Our Academic Network members form a real intellectual community of faculty who encourage and challenge each other. They also help our team recruit students, facilitate events on their campuses, and receive access to complimentary books and other resources, as well as occasional invitations to faculty-only seminars and conferences.
Ultimately, humility provides an understanding that investing in individual relationships is essential in alleviating relative poverty. It means living under the consideration that we are merely vessels, used by God as He wills, for His glory and name. We do not possess the answers or end-all-be-all solution, yet, we do possess the God-given capacity to invest in relationships that sow good. And thus, with this proposed framework, the aim to care for those who are poor invokes something from all of us.

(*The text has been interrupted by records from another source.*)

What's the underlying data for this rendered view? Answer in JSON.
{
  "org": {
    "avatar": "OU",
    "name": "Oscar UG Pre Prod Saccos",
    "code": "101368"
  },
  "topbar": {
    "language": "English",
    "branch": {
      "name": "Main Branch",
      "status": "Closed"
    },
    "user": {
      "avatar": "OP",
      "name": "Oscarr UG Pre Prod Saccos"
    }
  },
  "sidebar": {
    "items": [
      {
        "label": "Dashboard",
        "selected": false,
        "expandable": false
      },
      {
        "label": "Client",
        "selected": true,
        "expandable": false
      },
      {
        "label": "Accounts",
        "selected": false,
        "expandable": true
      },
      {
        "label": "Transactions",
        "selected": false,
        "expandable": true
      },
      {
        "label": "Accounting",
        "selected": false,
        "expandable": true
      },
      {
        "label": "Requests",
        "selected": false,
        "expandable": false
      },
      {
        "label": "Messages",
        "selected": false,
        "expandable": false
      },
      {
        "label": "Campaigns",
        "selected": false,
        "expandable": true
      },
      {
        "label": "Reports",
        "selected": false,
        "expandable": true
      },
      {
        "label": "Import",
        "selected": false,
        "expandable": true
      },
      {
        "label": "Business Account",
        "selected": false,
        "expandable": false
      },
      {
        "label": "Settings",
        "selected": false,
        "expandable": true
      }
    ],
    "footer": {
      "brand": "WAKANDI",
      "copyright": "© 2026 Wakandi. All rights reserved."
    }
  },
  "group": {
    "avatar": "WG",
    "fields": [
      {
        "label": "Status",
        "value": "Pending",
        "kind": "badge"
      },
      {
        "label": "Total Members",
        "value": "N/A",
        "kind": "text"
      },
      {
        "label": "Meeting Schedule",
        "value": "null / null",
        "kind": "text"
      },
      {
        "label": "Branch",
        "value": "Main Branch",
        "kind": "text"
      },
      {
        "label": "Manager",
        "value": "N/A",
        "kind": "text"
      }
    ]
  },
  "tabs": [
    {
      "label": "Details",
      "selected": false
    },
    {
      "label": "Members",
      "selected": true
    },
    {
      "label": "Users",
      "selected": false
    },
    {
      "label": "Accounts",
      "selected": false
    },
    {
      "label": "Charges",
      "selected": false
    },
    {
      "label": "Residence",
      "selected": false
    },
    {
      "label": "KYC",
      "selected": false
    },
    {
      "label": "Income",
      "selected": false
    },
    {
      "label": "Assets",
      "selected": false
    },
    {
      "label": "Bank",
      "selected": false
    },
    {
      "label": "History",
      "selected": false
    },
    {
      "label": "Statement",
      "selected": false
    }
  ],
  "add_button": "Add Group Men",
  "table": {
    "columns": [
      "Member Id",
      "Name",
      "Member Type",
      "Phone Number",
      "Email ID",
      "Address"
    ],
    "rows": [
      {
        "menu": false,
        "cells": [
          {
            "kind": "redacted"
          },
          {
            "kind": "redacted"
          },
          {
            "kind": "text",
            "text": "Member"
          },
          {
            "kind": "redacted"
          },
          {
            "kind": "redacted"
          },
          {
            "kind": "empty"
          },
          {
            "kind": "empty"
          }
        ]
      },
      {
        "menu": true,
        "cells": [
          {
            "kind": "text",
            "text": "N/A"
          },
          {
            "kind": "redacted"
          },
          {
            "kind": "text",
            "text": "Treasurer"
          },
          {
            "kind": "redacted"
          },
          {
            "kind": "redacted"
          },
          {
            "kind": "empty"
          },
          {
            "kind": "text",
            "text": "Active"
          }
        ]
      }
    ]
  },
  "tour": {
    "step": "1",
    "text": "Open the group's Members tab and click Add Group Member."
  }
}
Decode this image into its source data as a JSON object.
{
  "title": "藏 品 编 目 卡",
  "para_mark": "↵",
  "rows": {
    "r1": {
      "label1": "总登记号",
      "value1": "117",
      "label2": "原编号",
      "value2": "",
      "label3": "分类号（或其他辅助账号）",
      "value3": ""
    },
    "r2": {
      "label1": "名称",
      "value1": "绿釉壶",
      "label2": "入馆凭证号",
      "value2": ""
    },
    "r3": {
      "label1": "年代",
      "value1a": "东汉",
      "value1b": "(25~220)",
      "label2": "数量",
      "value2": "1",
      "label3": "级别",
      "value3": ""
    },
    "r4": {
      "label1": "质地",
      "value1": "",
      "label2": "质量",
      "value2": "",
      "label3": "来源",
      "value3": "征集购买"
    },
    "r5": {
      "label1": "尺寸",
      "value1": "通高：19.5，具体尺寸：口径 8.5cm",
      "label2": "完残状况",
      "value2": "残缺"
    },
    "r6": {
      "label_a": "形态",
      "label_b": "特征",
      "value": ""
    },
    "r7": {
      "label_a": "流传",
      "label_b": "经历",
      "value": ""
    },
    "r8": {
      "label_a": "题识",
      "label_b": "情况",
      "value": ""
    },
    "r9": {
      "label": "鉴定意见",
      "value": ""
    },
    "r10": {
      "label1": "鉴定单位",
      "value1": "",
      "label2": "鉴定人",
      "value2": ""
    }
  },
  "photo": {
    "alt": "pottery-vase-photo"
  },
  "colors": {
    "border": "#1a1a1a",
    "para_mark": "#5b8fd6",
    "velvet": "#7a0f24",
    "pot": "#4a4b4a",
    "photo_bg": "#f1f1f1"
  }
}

In the end, the debate is not whether billionaires should pay their fair share in taxes or engage in more philanthropic activity. It’s about whether or not a society should allow its best and brightest to engage in innovative activity that will generate opportunity, promote flourishing, and help solve societal ills. Many think that these billionaires are simply engaging in a “bucket list” activity that will hurt the populace. Unfortunately, those thoughts are shortsighted. Without true innovators, we may not find the answers to tomorrow’s crises.
The modern Western world gives incredible value to identity. Without an identity, you will not have peace. You will be either a mindless husk of a person, absorbing whatever happens to come down your gullet, or tossed by the winds of harsh modernity. Therefore, the path of “self-discovery” and finding an identity is deemed essential for all. However, this presents a problem for religious individuals (at least those who believe in a deity), since it does not necessarily include any external definition. Sure, the eventual joining of a social group – perhaps religious – is often the outcome of finding an identity. But the lack of external impetus is troubling, to say the least, since God, as an external actor, is off the table.